from Javier Collado Ruano, Director of Edition at Global Education Magazine, on the occasion of the International Day of Solidarity.

Solidarity is a trans-dimensional phenomenon that goes beyond the ontological essence of human nature. In fact, when we analyze the connections between the microcosm and the macrocosm, we perceive that human beings are not involved in chaos and arbitrariness, but belongs to the large network of interdependencies, complementarities and reciprocities that constitute life. The emergence of life on Earth, around 3,8 billion years ago, was a complex process of exceptional natural phenomena, inherent in all living systems. A process which is expressed through unlimited creativity: mutation, gene exchange, and symbiosis. From a cosmo-biological perspective, we can understand a new conceptual dimension of life, where all living beings share same basis of genetic code: the twenty amino-acids and four phosphatic bases. In fact, the diversity of living beings is caused by the combination of this cosmo-bio-genetic basis.

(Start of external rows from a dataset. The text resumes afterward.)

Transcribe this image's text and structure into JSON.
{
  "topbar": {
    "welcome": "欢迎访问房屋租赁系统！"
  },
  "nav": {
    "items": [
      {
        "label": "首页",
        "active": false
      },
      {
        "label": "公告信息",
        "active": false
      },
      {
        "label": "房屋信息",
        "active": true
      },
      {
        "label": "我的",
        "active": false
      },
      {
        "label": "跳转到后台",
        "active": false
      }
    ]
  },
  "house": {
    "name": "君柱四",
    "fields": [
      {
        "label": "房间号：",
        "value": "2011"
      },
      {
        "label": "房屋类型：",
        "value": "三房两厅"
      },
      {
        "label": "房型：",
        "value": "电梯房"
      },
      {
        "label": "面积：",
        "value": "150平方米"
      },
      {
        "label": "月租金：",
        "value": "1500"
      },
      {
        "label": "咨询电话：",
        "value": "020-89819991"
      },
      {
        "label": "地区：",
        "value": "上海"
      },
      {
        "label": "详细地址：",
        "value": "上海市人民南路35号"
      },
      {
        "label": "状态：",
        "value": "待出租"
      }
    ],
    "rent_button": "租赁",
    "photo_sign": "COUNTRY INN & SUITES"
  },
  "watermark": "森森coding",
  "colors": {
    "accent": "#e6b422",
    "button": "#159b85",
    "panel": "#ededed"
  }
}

This trans-dimensional perspective has a deep ecological and spiritual sense for our worldview because the human evolutionary adventure is the latest stage of life on Earth. The modern human being is a vertebrate animal, mammal, belonging to the primates, which emerged 200,000 years ago. In recent centuries he has imposed its anthropocentric, industrial and capitalist vision to the detriment of Pachamama (and Indigenous goddess known as earth mother). We consume around 120% of the natural resources that Earth Mother regenerats annually. Our consumer behavior is immersed in a fatalistic dynamic with a destiny to climate change (deforestation, loss of biodiversity, ozone, etc.), and our own self-destruction as a species.

There is an urgent need to get beyond the cognitive fallacy that the mental structures of social Darwinism and capitalist postulates of the 19th century have historically constituted, because they only understand natural and social systems as warmongers and competitive processes whereby species diverge from each other. . ... continuation.

Cet article a été mis en ligne le October 29, 2012.